*** Input data ***
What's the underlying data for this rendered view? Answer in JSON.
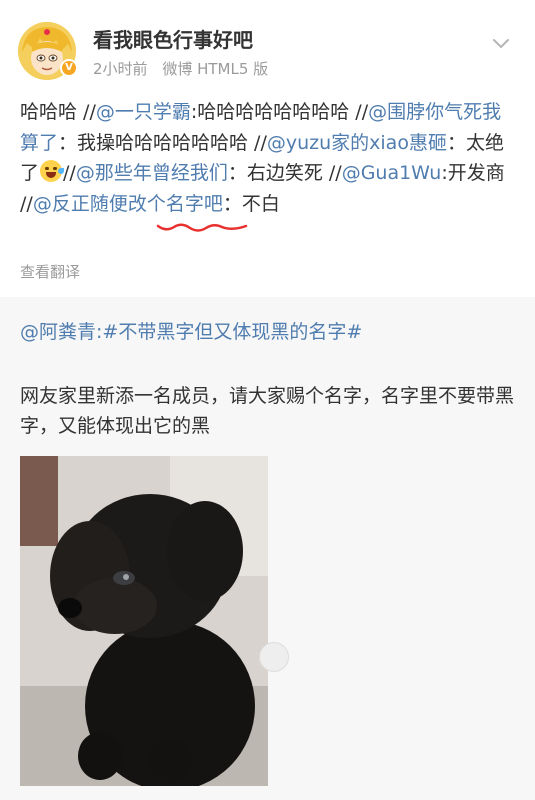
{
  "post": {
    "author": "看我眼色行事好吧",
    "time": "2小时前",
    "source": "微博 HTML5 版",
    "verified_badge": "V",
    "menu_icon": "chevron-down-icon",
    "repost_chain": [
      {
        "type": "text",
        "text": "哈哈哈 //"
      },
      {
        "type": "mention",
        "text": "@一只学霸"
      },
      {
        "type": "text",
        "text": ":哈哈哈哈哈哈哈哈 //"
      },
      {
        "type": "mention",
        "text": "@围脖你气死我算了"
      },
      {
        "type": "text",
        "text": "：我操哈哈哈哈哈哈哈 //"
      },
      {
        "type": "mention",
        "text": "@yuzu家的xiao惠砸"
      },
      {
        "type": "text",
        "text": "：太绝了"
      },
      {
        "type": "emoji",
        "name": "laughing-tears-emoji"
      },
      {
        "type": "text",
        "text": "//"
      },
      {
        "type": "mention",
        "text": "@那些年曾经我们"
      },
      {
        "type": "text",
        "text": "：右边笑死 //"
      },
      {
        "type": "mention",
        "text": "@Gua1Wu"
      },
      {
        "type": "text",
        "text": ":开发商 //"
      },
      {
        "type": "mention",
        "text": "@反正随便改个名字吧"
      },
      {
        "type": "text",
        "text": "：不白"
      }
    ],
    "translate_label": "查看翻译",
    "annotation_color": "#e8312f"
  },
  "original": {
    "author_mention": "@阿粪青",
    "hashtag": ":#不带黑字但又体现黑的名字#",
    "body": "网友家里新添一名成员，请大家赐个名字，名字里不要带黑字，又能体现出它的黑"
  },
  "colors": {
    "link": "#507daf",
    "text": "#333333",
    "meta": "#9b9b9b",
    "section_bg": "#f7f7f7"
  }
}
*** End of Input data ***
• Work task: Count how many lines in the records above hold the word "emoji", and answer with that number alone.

• Response area: 2